**Data provided**
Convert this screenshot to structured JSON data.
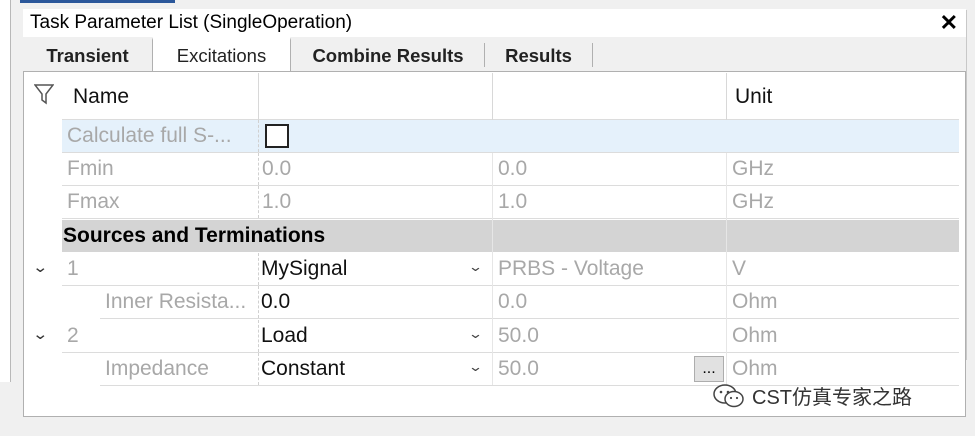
{
  "window": {
    "title": "Task Parameter List (SingleOperation)",
    "close_glyph": "✕"
  },
  "tabs": [
    {
      "label": "Transient",
      "active": false
    },
    {
      "label": "Excitations",
      "active": true
    },
    {
      "label": "Combine Results",
      "active": false
    },
    {
      "label": "Results",
      "active": false
    }
  ],
  "grid": {
    "columns": {
      "name": "Name",
      "col2": "",
      "col3": "",
      "unit": "Unit"
    },
    "rows": [
      {
        "name": "Calculate full S-...",
        "checked": false
      },
      {
        "name": "Fmin",
        "value": "0.0",
        "col3": "0.0",
        "unit": "GHz"
      },
      {
        "name": "Fmax",
        "value": "1.0",
        "col3": "1.0",
        "unit": "GHz"
      }
    ],
    "section": "Sources and Terminations",
    "sources": [
      {
        "index": "1",
        "value": "MySignal",
        "col3": "PRBS - Voltage",
        "unit": "V"
      },
      {
        "name": "Inner Resista...",
        "value": "0.0",
        "col3": "0.0",
        "unit": "Ohm"
      },
      {
        "index": "2",
        "value": "Load",
        "col3": "50.0",
        "unit": "Ohm"
      },
      {
        "name": "Impedance",
        "value": "Constant",
        "col3": "50.0",
        "button": "...",
        "unit": "Ohm"
      }
    ]
  },
  "watermark": "CST仿真专家之路",
  "colors": {
    "accent": "#2b579a",
    "selected_row": "#e5f1fb",
    "section_bg": "#d4d4d4",
    "muted_text": "#a8a8a8"
  }
}
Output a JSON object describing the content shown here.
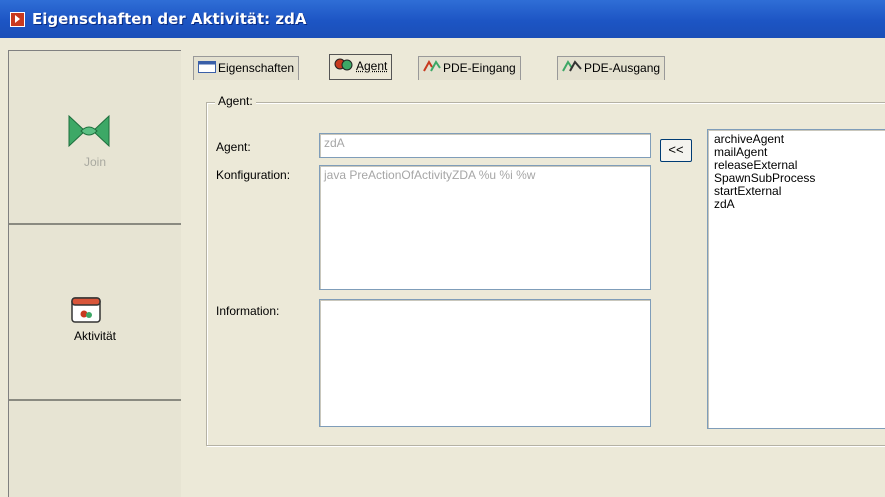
{
  "window": {
    "title": "Eigenschaften der Aktivität: zdA"
  },
  "left_panel": {
    "join_label": "Join",
    "activity_label": "Aktivität"
  },
  "tabs": [
    {
      "label": "Eigenschaften",
      "icon": "properties-icon"
    },
    {
      "label": "Agent",
      "icon": "agent-icon",
      "active": true
    },
    {
      "label": "PDE-Eingang",
      "icon": "pde-input-icon"
    },
    {
      "label": "PDE-Ausgang",
      "icon": "pde-output-icon"
    }
  ],
  "agent_group": {
    "legend": "Agent:",
    "agent_label": "Agent:",
    "agent_value": "zdA",
    "config_label": "Konfiguration:",
    "config_value": "java PreActionOfActivityZDA %u %i %w",
    "info_label": "Information:",
    "info_value": "",
    "move_button": "<<",
    "agent_list": [
      "archiveAgent",
      "mailAgent",
      "releaseExternal",
      "SpawnSubProcess",
      "startExternal",
      "zdA"
    ]
  }
}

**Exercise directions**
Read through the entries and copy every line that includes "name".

**Solution for this task**
      "name": "Name",
        "name": "Calculate full S-...",
        "name": "Fmin",
        "name": "Fmax",
        "name": "Inner Resista...",
        "name": "Impedance",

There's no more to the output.